So when CCK through the no nonesense DG, Mr Njoroge, could not agree to be pushed to the wall by the operators, the decided to go to the media which they control since they pay big amounts in adverts and the mainstream media was singing their tune. So state house schedules a meeting with the operators, CCK, and the Information and Communication ministry on 18th May. The President heard the plea and without much thought and expertise, issued a state house decree that there shall not be much drop in interconnection charges and almost went as far as directing that no operator reduce charges any more.

The prices were to drop considering tha interconnection charges should have reduced from Ksh 2.21 to Ksh 1.44 by July2011. This move clearly makes it hard for Airtel and Essar Kenya (Yu) to rethink their strategy for the market since they were most successful not in innovation but through serious price-war. Rene Meza, CEO Airtel, told Business Daily that infact their whole strategy was pegged on Mobile Termination Rates (MTR).

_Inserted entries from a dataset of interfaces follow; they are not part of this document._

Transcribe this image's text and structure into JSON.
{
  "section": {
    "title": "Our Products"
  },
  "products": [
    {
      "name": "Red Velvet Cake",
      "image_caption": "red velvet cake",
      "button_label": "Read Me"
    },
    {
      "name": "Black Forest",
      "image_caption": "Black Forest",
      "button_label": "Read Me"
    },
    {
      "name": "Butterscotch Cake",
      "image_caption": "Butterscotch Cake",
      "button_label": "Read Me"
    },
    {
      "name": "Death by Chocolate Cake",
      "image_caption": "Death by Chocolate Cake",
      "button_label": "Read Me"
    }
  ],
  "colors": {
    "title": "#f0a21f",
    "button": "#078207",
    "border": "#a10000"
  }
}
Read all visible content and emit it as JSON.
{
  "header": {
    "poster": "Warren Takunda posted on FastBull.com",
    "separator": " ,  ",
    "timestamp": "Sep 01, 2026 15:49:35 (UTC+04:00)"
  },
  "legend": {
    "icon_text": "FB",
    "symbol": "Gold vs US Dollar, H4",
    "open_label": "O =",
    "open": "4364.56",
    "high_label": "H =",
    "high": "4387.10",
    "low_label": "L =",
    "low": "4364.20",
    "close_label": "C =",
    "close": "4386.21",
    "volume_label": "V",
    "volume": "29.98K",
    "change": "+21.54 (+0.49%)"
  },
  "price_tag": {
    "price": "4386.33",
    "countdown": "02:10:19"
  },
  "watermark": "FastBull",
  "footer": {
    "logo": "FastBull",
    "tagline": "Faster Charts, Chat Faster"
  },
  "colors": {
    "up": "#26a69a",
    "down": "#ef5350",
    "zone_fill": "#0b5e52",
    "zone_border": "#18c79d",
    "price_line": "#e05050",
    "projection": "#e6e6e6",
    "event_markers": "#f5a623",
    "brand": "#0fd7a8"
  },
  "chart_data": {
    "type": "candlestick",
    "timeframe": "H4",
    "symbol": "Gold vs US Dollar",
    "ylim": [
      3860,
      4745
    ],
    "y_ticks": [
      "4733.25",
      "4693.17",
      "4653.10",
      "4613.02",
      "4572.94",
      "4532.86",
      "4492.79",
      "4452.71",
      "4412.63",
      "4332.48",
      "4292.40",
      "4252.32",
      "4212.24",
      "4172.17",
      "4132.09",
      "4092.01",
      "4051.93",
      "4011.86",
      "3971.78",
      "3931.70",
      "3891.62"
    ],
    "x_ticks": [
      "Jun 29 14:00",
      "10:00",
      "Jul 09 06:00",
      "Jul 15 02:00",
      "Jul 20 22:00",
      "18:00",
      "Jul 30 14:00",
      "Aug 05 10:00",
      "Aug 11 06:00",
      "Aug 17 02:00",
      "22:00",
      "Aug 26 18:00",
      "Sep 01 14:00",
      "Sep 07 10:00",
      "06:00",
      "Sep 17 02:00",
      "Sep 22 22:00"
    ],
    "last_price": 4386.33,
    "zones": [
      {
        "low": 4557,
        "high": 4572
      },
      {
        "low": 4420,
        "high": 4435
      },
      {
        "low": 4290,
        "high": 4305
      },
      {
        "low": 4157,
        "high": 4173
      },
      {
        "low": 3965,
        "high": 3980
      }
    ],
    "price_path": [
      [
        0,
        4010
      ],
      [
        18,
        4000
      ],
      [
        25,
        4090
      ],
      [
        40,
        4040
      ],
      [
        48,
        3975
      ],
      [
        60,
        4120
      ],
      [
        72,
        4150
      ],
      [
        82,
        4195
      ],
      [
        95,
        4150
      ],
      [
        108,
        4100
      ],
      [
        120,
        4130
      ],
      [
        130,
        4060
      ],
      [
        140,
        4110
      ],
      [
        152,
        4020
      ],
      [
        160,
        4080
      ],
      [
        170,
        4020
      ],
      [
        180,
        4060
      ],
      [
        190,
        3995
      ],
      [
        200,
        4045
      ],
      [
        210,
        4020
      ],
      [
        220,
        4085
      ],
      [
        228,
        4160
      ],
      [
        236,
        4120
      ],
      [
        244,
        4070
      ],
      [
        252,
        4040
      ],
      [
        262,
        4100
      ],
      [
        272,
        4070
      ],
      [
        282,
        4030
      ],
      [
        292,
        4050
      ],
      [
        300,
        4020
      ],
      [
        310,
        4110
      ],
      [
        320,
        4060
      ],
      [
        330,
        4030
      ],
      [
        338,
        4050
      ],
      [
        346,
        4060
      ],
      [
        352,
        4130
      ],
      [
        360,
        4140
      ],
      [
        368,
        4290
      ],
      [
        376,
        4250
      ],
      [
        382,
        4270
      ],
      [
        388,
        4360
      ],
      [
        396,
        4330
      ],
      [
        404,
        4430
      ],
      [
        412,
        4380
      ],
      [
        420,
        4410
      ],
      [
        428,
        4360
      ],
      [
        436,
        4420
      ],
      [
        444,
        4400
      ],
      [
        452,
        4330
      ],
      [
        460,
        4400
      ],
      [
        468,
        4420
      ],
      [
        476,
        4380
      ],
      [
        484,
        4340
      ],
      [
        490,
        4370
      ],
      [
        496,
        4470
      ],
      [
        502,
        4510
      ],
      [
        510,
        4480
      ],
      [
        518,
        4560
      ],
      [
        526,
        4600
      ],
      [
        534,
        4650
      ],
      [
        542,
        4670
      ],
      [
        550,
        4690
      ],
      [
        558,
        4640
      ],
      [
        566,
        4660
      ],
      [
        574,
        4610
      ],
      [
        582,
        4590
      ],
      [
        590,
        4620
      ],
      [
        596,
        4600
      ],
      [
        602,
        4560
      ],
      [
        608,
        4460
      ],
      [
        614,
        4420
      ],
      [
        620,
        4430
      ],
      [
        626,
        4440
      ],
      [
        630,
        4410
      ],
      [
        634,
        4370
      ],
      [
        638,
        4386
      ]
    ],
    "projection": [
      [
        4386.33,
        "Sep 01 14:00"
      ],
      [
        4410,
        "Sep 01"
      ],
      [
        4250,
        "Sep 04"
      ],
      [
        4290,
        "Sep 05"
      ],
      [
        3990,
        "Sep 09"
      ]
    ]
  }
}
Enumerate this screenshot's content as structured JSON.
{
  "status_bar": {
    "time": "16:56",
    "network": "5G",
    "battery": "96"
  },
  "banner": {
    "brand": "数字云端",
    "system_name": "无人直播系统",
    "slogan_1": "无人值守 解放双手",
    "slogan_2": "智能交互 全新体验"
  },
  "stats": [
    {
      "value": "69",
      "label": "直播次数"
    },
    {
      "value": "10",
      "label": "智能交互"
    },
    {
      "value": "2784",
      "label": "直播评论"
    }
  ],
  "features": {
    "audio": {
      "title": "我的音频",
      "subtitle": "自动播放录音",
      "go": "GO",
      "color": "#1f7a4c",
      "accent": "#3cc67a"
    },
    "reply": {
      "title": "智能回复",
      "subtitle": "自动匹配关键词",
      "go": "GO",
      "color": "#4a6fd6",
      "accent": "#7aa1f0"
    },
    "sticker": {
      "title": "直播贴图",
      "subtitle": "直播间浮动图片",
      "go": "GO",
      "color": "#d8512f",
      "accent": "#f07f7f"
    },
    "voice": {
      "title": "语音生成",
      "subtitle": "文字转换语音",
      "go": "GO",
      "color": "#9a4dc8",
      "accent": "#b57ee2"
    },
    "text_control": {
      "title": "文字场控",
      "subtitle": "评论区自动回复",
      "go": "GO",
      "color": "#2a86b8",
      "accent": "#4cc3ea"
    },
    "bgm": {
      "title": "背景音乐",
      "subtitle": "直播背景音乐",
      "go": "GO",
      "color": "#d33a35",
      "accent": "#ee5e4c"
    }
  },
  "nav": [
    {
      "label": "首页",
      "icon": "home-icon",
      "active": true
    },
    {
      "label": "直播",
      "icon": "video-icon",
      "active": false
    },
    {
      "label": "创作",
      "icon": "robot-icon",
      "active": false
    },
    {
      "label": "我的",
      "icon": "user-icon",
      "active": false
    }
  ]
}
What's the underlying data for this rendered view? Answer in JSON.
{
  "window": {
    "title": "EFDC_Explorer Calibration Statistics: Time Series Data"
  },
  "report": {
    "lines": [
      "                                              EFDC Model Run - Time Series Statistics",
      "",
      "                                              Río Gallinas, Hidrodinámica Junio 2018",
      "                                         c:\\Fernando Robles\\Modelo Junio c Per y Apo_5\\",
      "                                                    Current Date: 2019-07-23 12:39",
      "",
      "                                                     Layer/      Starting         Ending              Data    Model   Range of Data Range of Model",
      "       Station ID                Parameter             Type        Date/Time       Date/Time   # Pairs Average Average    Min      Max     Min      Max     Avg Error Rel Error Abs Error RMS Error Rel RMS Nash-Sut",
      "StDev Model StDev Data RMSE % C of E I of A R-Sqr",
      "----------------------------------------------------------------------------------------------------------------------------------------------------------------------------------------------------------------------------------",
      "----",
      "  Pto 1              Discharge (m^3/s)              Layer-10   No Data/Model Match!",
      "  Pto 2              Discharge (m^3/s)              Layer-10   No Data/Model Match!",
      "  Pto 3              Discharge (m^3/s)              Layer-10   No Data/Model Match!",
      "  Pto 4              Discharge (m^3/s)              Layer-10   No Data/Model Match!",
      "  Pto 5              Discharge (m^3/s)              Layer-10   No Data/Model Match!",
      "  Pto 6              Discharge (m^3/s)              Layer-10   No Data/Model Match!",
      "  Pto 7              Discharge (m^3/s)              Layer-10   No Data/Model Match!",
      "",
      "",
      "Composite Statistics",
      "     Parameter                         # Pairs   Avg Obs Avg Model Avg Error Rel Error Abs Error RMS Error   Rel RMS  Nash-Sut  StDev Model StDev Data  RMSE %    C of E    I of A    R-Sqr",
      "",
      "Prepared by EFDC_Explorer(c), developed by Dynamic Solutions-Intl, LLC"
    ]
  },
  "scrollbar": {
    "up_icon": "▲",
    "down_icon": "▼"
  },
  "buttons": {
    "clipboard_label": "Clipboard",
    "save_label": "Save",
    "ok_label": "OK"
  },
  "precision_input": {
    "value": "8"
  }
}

The Prime Minister’s office had a committee put into place to look into what the operators were asking for and was set to release a report of the finding next week. The President, using the PNU and ODM arm-twisting tactics in the government, jumped the gun, sidelined the PM with his committee and issued what amounts to a roadside declaration stopping the further drop of call charges. Now that is the kind of leadership we hate.

What we are not sure of is whether there were consumer organisation representatives and even application developers and consumers at the state house meeting.

“The Communication Commission of Kenya board held a meeting on May 20 and the implementation of the mobile termination rate cuts was suspended pending a detailed evaluation of the economic impact of the current charges,” Information permanent secretary Bitange Ndemo said in a letter to the Permanent Secretary in the Office of the President, Ambassador Francis Muthaura. That is according to the business daily article.

You will find the mainstream media arguing about the profitability of the ICT sector being eroded by the vicious price wars. The truth is that with more than 25% of the market share in a market like this, one operator will forever kill the spirit of the competition in the country and not show any growth. A situation where one operator makes over Ksh 20  Billion and all other operators, some ten years later have not even broken even is simply insane.

What do you think of Kibaki’s directive?